When planning your budget, be sure to allow for savings that will get you through the lean times – and there will be some lean times. That amazing show you attended last year might not be as profitable this year. This can put a huge dent in your profits and expenses and make you upside down.
If you have funds available for emergencies, you will be able to stick it out through the times when you don’t make enough money to meet expenses.
It’s best to keep three to six months of operating expenses in savings. Sure, this could be a substantial amount, but having this type of savings readily available, in times of need, can mean saving your business.
Some people will like your product, and some people won’t. It’s a fact, so get used to it. There are all types of people out there, too. Not everyone will be nice when looking through your wares.
Two comments you can almost count on hearing at nearly all events are:
“I can get that for half the price at Wal-Mart.”
“I’ll just make it myself.”
I have come up with some snappy comebacks specifically for these rude comments. You may choose to say them or think them, but they seem to work pretty well. Try:
“I can get that for half the price at Wal-Mart.”
“Say Hi to the greeter for me”
“I’ll just make it myself.”
“But will you?”
Unfortunately, there are obnoxious people in the world and it seems many of them like to practice their offensive skills at craft shows. It’s important that you not take any negative comments personally. Put very simply – Don’t listen!
Seriously, if these people had the creativity, skills, and dedication that you do, they would be at home making their own crafts instead of making rude comments to you. Pay attention to construction criticism (such as adding a color), but do not beat yourself up because of comments from someone who has nothing else to do than harass crafters.
Be careful of following trends. You decided to go into the crafting business with a product that you love and are good at making. Too often, new crafters will see a fellow crafter sell their product like wildfire and think that they should follow suit with the same product at a different show.
Remember that trends come and go. Craft business owners who follow those trends come and go too. Of course, you should create a product that may be trendy in the interest of your business. If snowmen are “in” for the holiday season, create some to complement your other items, but never ever change your product line completely to follow the crowd.
Having a business means you will have to pay taxes. Like it or not, Uncle Sam will get his cut of your profits – and you need to plan for that. One of the number one reasons
for small business failure is poor tax planning. If you want to stay in business, plan for those taxes.
It’s always best to have an accountant, but you can use QuickBooks or some other money management software to do your taxes. The main thing to remember is that when you make money, there will probably be taxes due. Don’t wait until April 15th to try and find the money that will be due. Plan to have it on hand.
Keep a separate checking account for your business.

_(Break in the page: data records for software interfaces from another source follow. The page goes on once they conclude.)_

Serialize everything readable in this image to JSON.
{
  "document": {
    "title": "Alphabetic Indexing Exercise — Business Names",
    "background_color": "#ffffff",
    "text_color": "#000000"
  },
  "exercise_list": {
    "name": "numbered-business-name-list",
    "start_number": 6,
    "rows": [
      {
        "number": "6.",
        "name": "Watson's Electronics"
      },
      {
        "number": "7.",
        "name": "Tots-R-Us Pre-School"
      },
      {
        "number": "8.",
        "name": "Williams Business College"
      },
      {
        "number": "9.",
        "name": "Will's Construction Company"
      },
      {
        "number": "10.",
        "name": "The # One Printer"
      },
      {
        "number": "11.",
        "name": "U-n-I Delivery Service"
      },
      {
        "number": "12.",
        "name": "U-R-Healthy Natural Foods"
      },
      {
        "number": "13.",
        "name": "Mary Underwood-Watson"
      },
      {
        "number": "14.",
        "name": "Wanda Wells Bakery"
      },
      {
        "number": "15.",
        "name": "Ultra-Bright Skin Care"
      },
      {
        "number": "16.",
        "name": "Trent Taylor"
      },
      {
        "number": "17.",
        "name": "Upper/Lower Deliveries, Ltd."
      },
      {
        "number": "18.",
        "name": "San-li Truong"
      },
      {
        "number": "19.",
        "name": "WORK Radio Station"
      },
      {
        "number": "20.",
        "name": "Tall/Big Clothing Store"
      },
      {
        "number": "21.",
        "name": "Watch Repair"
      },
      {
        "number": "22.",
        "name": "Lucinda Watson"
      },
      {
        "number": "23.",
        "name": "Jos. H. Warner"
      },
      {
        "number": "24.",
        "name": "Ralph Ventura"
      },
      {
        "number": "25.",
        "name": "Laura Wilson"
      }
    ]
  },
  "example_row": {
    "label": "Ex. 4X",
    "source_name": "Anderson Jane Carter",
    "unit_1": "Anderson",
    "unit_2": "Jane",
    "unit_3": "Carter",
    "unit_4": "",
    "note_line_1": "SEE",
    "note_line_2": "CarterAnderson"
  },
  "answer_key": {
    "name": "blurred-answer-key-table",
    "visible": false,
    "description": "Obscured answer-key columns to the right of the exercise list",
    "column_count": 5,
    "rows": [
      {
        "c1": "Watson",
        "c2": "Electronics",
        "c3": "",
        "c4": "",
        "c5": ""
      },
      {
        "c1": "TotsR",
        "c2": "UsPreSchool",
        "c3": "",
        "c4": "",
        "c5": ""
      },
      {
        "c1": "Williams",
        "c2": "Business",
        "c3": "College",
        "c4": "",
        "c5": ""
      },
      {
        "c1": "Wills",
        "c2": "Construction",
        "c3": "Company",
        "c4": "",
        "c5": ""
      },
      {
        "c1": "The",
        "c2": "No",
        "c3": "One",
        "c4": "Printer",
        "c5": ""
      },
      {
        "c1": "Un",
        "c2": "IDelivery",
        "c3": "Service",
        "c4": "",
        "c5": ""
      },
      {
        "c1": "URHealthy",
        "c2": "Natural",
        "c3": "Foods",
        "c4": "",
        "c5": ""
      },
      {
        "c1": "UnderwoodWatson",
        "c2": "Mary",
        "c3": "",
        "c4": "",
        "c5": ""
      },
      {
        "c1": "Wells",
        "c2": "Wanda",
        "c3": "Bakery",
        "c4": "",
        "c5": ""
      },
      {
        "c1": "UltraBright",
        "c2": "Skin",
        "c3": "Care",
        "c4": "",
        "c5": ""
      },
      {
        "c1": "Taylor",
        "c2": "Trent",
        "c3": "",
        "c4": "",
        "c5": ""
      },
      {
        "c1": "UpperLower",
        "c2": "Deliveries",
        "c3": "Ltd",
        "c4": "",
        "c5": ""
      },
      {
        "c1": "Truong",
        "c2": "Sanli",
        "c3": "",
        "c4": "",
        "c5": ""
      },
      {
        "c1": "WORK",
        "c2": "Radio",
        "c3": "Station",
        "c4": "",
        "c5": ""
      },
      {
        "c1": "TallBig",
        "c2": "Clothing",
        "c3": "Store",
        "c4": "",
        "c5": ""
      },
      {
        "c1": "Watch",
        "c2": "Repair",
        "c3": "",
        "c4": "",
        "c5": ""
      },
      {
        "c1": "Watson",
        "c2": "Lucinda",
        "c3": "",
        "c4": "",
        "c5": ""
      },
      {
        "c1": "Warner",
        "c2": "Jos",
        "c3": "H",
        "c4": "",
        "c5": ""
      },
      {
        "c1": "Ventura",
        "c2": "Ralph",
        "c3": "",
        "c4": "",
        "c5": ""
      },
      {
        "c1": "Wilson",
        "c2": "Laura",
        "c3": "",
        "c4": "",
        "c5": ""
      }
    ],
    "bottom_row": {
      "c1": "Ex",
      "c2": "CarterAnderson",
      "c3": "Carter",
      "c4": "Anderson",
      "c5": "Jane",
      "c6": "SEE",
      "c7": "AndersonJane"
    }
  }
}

Keep any tax savings in this account for easy transfer. Believe me, you’ll be glad you have it there and won’t have to worry when tax filing time comes.
Finally, don’t spend too much on your new business. Do you really need a brand new trailer to haul your display and inventory from show to show? Go for the used trailer instead or buy a larger vehicle like a van.
The same goes for equipment and supplies. Used equipment does the same job at half the cost. This includes anything you invest for your booth like a canopy or cash register. Scout out the Internet for discount wholesalers for your supplies. There are plenty of places out there who can save you money on everything you need to make what you will sell.
Remember! you’re in business to make money, not spend it!
When you start a business – and this will be a small business – there are many things to take into consideration. You will definitely need to figure out how to market your product, so you’ll need to devise a marketing campaign. One unique part of an effective craft marketing campaign is telling your story.
We hope you enjoy this full craft fair guid to sell your crafts at craft fairs, this is the Third Part, find the full parts here: